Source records
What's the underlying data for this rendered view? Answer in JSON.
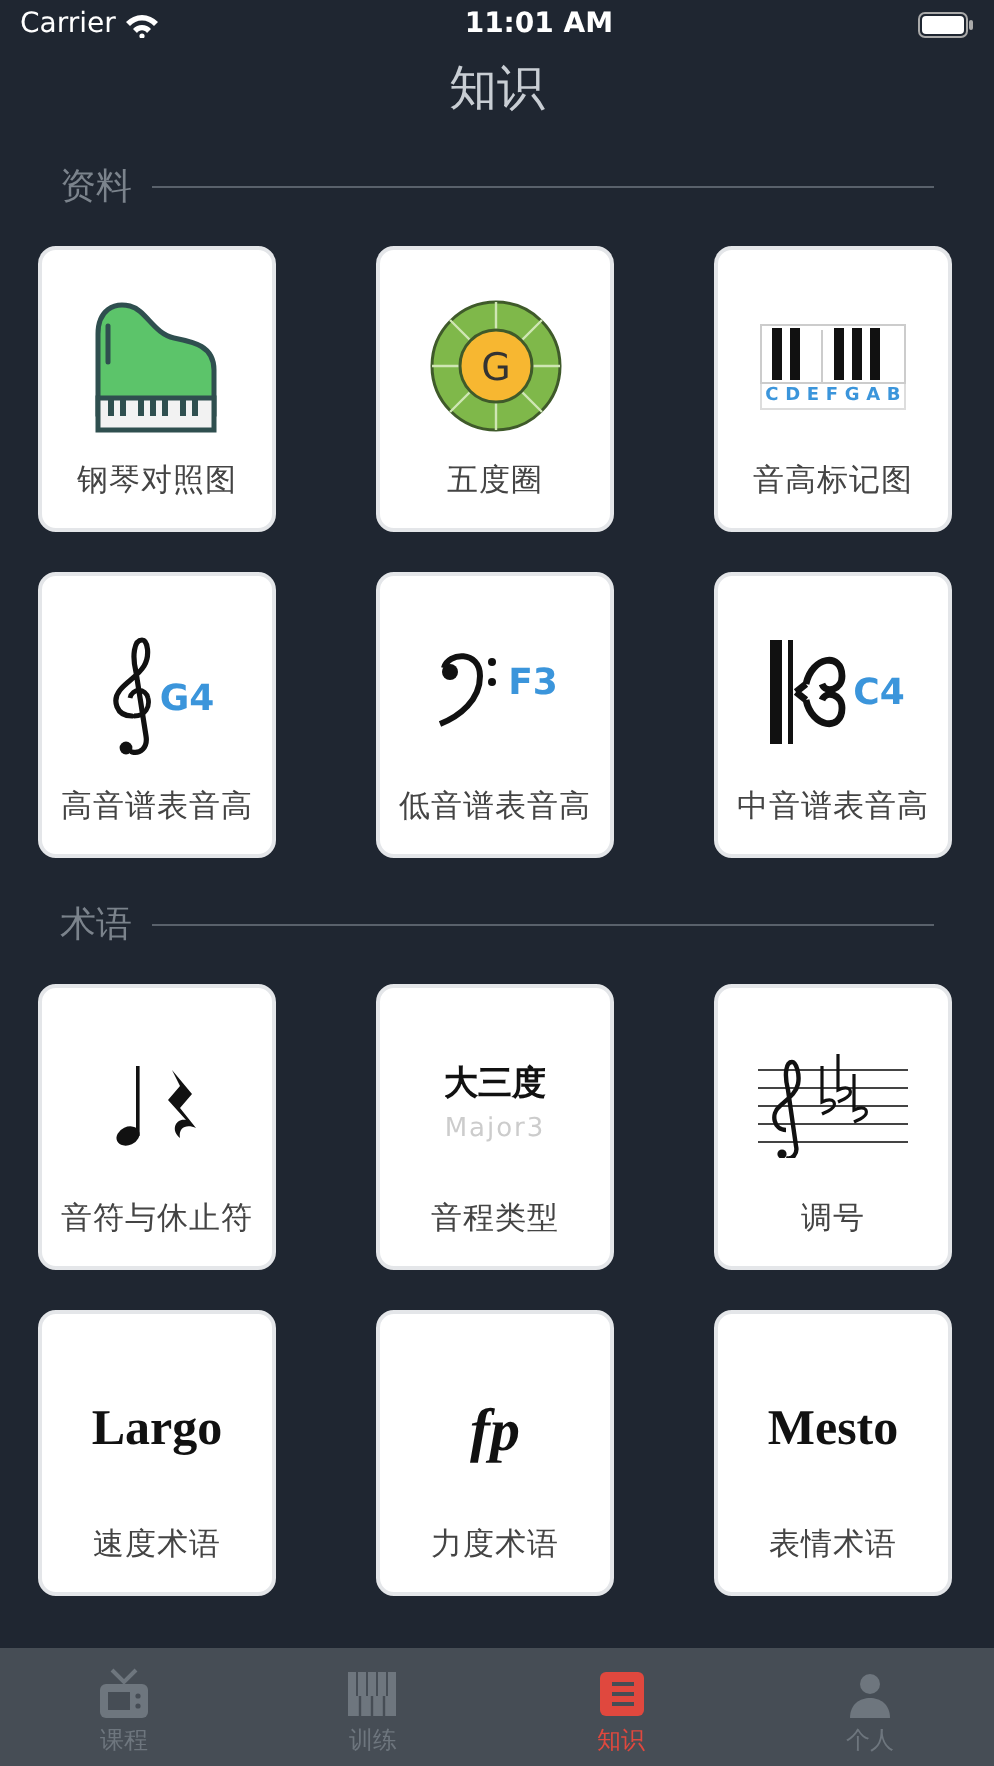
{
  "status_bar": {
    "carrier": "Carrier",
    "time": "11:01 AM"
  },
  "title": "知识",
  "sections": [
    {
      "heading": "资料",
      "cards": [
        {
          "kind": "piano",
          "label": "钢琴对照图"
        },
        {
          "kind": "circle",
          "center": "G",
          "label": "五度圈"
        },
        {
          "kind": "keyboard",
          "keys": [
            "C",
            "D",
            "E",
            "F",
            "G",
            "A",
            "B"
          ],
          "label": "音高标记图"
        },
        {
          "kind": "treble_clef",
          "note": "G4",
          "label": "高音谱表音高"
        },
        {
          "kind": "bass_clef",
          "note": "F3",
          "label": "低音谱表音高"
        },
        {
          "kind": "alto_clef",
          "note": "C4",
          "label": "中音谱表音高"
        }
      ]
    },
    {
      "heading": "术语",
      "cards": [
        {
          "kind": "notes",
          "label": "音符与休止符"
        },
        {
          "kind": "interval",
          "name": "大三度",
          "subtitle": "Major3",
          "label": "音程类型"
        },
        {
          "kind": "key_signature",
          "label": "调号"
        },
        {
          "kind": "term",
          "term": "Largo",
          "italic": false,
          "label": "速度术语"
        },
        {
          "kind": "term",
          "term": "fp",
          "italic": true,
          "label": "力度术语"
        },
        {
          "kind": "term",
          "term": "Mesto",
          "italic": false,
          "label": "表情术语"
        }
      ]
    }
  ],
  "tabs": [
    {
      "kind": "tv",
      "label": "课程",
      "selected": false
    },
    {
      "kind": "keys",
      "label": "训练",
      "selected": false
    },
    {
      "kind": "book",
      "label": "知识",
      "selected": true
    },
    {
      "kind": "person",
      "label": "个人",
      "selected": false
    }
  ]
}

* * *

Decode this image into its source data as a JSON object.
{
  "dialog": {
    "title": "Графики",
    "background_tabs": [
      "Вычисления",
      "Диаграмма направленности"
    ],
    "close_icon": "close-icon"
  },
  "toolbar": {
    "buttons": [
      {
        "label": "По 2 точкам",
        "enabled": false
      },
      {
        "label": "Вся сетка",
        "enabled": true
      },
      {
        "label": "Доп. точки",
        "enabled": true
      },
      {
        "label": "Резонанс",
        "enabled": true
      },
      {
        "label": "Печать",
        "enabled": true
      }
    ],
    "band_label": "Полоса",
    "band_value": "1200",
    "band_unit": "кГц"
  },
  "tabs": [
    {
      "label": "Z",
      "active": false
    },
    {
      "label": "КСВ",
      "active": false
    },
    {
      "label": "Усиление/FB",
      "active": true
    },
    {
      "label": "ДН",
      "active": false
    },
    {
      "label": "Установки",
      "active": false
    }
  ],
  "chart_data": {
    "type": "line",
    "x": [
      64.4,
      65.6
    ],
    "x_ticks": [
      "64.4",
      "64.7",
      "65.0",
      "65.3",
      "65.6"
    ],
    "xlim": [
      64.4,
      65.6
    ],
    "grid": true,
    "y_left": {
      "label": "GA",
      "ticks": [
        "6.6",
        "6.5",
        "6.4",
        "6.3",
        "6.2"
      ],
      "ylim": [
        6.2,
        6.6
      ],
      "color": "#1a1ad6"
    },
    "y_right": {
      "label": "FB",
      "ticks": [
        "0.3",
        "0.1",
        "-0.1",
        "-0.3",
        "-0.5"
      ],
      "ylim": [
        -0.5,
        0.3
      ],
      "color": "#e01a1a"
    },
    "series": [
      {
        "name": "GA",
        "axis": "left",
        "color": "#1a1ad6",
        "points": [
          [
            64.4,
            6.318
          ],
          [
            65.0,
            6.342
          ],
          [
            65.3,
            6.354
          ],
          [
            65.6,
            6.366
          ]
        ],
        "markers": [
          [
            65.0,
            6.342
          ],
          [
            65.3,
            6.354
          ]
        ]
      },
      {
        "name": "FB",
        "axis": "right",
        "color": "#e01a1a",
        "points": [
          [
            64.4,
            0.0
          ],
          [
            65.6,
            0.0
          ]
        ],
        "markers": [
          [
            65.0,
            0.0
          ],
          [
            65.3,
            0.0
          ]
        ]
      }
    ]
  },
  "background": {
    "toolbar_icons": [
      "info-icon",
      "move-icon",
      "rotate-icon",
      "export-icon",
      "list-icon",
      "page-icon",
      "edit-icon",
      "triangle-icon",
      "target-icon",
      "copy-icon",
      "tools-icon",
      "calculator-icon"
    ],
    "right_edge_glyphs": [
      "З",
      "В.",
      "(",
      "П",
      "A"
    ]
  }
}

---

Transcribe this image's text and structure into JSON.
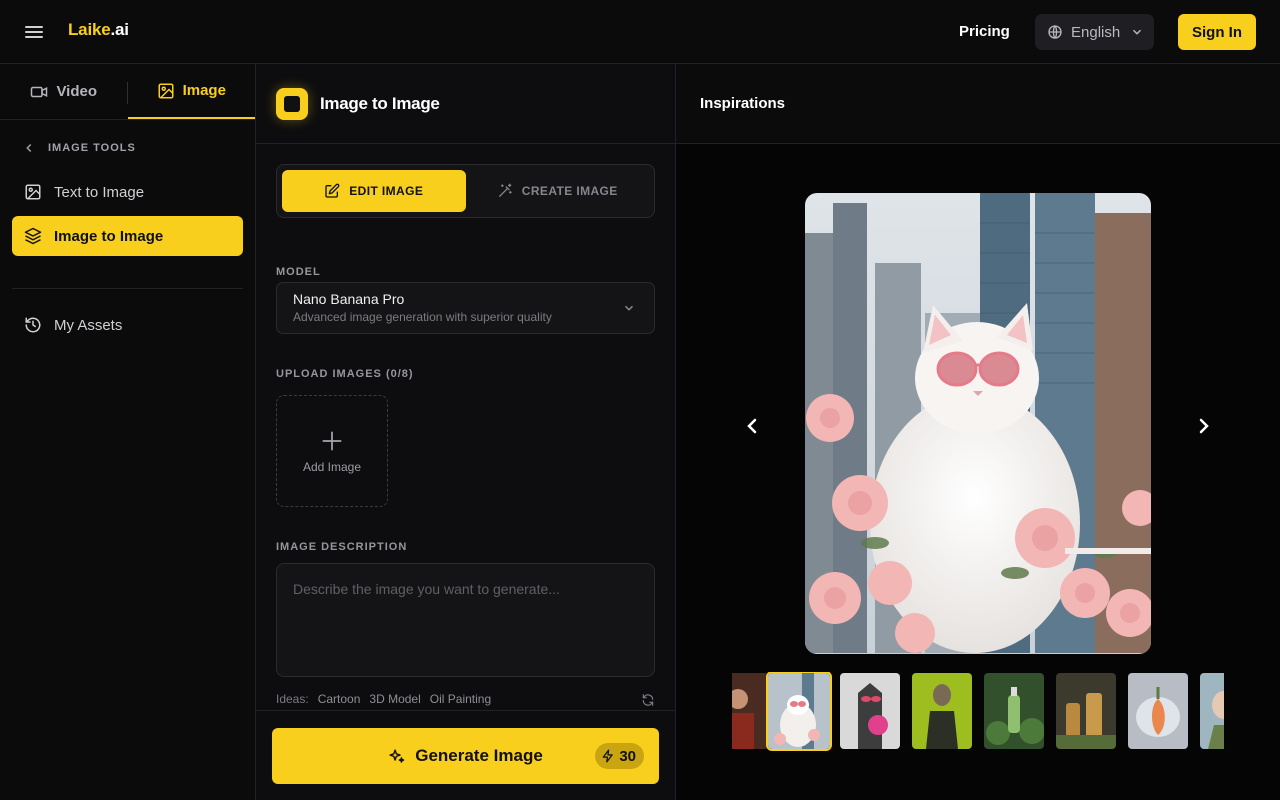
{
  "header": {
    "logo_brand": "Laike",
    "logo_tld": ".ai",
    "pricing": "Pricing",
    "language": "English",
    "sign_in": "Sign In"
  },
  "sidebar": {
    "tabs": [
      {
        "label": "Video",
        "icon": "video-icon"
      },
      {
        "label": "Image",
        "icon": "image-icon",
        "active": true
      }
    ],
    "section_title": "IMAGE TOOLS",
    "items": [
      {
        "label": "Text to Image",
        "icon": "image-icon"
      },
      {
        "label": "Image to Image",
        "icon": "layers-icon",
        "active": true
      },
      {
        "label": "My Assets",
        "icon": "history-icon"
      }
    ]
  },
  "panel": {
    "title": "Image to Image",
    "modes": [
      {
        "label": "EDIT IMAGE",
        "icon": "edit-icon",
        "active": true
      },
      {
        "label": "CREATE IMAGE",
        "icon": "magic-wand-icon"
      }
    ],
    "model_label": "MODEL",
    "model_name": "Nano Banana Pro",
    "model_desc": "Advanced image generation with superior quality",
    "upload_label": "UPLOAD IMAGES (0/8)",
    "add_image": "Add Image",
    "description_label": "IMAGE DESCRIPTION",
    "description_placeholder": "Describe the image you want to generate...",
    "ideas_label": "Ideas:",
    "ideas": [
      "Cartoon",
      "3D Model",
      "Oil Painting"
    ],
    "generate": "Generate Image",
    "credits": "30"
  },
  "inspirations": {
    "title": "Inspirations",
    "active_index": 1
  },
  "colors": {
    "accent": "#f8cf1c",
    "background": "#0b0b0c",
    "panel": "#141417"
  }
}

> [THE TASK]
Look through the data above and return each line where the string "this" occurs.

> [ANSWER BOX]
What's the underlying data for this rendered view? Answer in JSON.
Decode this image into its source data as a JSON object.
Transcribe this image's text and structure into JSON.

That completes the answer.